**EXERCISE AIM**
Set down each record that follows exactly. Drop the images.

(App and web page records)

##############################

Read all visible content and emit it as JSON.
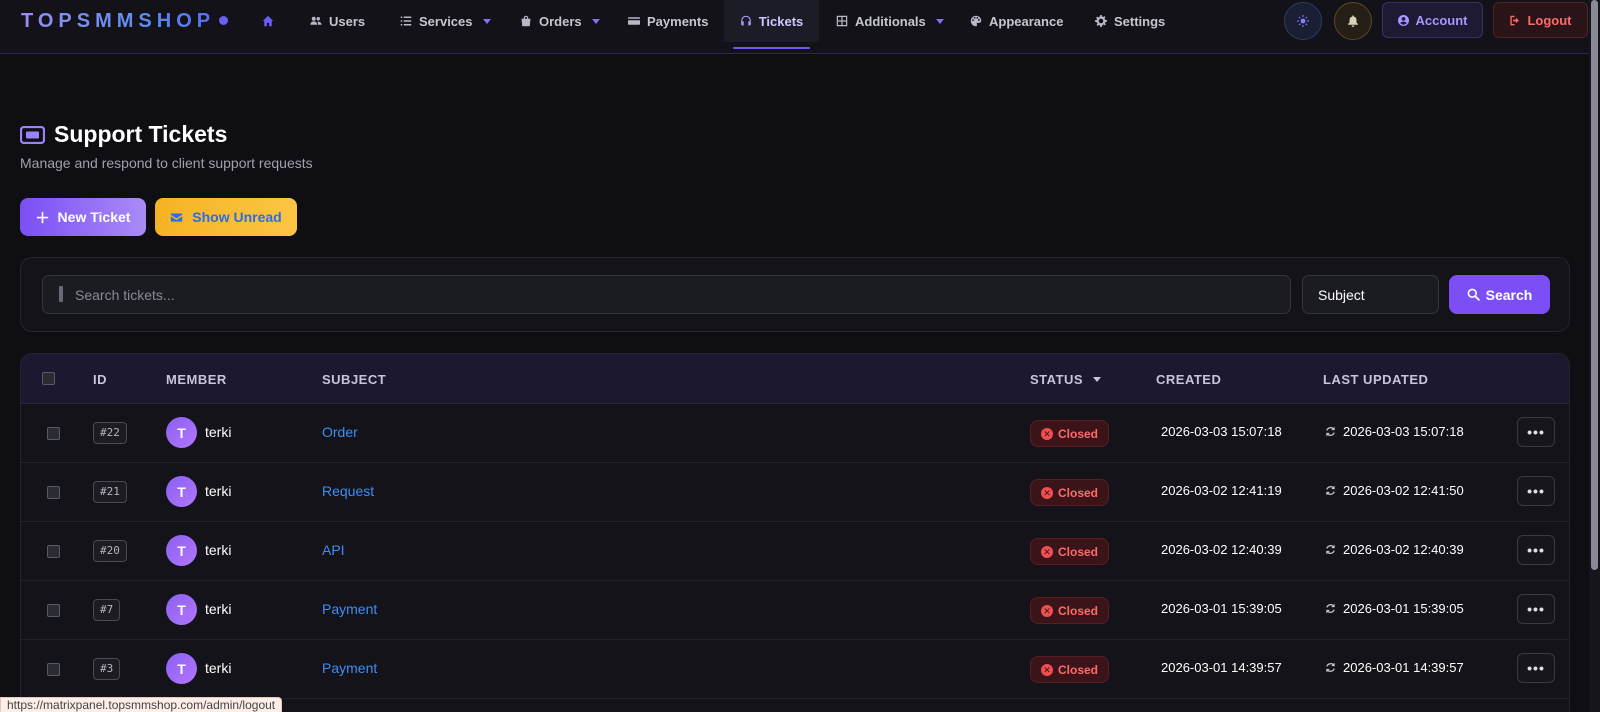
{
  "brand": {
    "name": "TOPSMMSHOP"
  },
  "nav": {
    "items": [
      {
        "label": "",
        "icon": "home-icon"
      },
      {
        "label": "Users",
        "icon": "users-icon"
      },
      {
        "label": "Services",
        "icon": "list-icon",
        "dropdown": true
      },
      {
        "label": "Orders",
        "icon": "bag-icon",
        "dropdown": true
      },
      {
        "label": "Payments",
        "icon": "card-icon"
      },
      {
        "label": "Tickets",
        "icon": "headset-icon",
        "active": true
      },
      {
        "label": "Additionals",
        "icon": "grid-icon",
        "dropdown": true
      },
      {
        "label": "Appearance",
        "icon": "palette-icon"
      },
      {
        "label": "Settings",
        "icon": "gear-icon"
      }
    ],
    "account_label": "Account",
    "logout_label": "Logout"
  },
  "header": {
    "title": "Support Tickets",
    "subtitle": "Manage and respond to client support requests",
    "new_ticket_label": "New Ticket",
    "show_unread_label": "Show Unread"
  },
  "search": {
    "placeholder": "Search tickets...",
    "field_selected": "Subject",
    "button_label": "Search"
  },
  "table": {
    "columns": [
      "ID",
      "MEMBER",
      "SUBJECT",
      "STATUS",
      "CREATED",
      "LAST UPDATED"
    ],
    "rows": [
      {
        "id": "#22",
        "avatar": "T",
        "member": "terki",
        "subject": "Order",
        "status": "Closed",
        "created": "2026-03-03 15:07:18",
        "updated": "2026-03-03 15:07:18",
        "actions": "•••"
      },
      {
        "id": "#21",
        "avatar": "T",
        "member": "terki",
        "subject": "Request",
        "status": "Closed",
        "created": "2026-03-02 12:41:19",
        "updated": "2026-03-02 12:41:50",
        "actions": "•••"
      },
      {
        "id": "#20",
        "avatar": "T",
        "member": "terki",
        "subject": "API",
        "status": "Closed",
        "created": "2026-03-02 12:40:39",
        "updated": "2026-03-02 12:40:39",
        "actions": "•••"
      },
      {
        "id": "#7",
        "avatar": "T",
        "member": "terki",
        "subject": "Payment",
        "status": "Closed",
        "created": "2026-03-01 15:39:05",
        "updated": "2026-03-01 15:39:05",
        "actions": "•••"
      },
      {
        "id": "#3",
        "avatar": "T",
        "member": "terki",
        "subject": "Payment",
        "status": "Closed",
        "created": "2026-03-01 14:39:57",
        "updated": "2026-03-01 14:39:57",
        "actions": "•••"
      }
    ]
  },
  "status_bar": {
    "url": "https://matrixpanel.topsmmshop.com/admin/logout"
  },
  "colors": {
    "accent": "#7b4ff5",
    "link": "#3d8ef5",
    "closed_status": "#ff6b6b",
    "warning_button": "#f5b323"
  }
}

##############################

**RESULT OF THIS TASK**
Read all visible content and emit it as JSON.
{
  "brand": {
    "name": "TOPSMMSHOP"
  },
  "nav": {
    "items": [
      {
        "label": "",
        "icon": "home-icon"
      },
      {
        "label": "Users",
        "icon": "users-icon"
      },
      {
        "label": "Services",
        "icon": "list-icon",
        "dropdown": true
      },
      {
        "label": "Orders",
        "icon": "bag-icon",
        "dropdown": true
      },
      {
        "label": "Payments",
        "icon": "card-icon"
      },
      {
        "label": "Tickets",
        "icon": "headset-icon",
        "active": true
      },
      {
        "label": "Additionals",
        "icon": "grid-icon",
        "dropdown": true
      },
      {
        "label": "Appearance",
        "icon": "palette-icon"
      },
      {
        "label": "Settings",
        "icon": "gear-icon"
      }
    ],
    "account_label": "Account",
    "logout_label": "Logout"
  },
  "header": {
    "title": "Support Tickets",
    "subtitle": "Manage and respond to client support requests",
    "new_ticket_label": "New Ticket",
    "show_unread_label": "Show Unread"
  },
  "search": {
    "placeholder": "Search tickets...",
    "field_selected": "Subject",
    "button_label": "Search"
  },
  "table": {
    "columns": [
      "ID",
      "MEMBER",
      "SUBJECT",
      "STATUS",
      "CREATED",
      "LAST UPDATED"
    ],
    "rows": [
      {
        "id": "#22",
        "avatar": "T",
        "member": "terki",
        "subject": "Order",
        "status": "Closed",
        "created": "2026-03-03 15:07:18",
        "updated": "2026-03-03 15:07:18",
        "actions": "•••"
      },
      {
        "id": "#21",
        "avatar": "T",
        "member": "terki",
        "subject": "Request",
        "status": "Closed",
        "created": "2026-03-02 12:41:19",
        "updated": "2026-03-02 12:41:50",
        "actions": "•••"
      },
      {
        "id": "#20",
        "avatar": "T",
        "member": "terki",
        "subject": "API",
        "status": "Closed",
        "created": "2026-03-02 12:40:39",
        "updated": "2026-03-02 12:40:39",
        "actions": "•••"
      },
      {
        "id": "#7",
        "avatar": "T",
        "member": "terki",
        "subject": "Payment",
        "status": "Closed",
        "created": "2026-03-01 15:39:05",
        "updated": "2026-03-01 15:39:05",
        "actions": "•••"
      },
      {
        "id": "#3",
        "avatar": "T",
        "member": "terki",
        "subject": "Payment",
        "status": "Closed",
        "created": "2026-03-01 14:39:57",
        "updated": "2026-03-01 14:39:57",
        "actions": "•••"
      }
    ]
  },
  "status_bar": {
    "url": "https://matrixpanel.topsmmshop.com/admin/logout"
  },
  "colors": {
    "accent": "#7b4ff5",
    "link": "#3d8ef5",
    "closed_status": "#ff6b6b",
    "warning_button": "#f5b323"
  }
}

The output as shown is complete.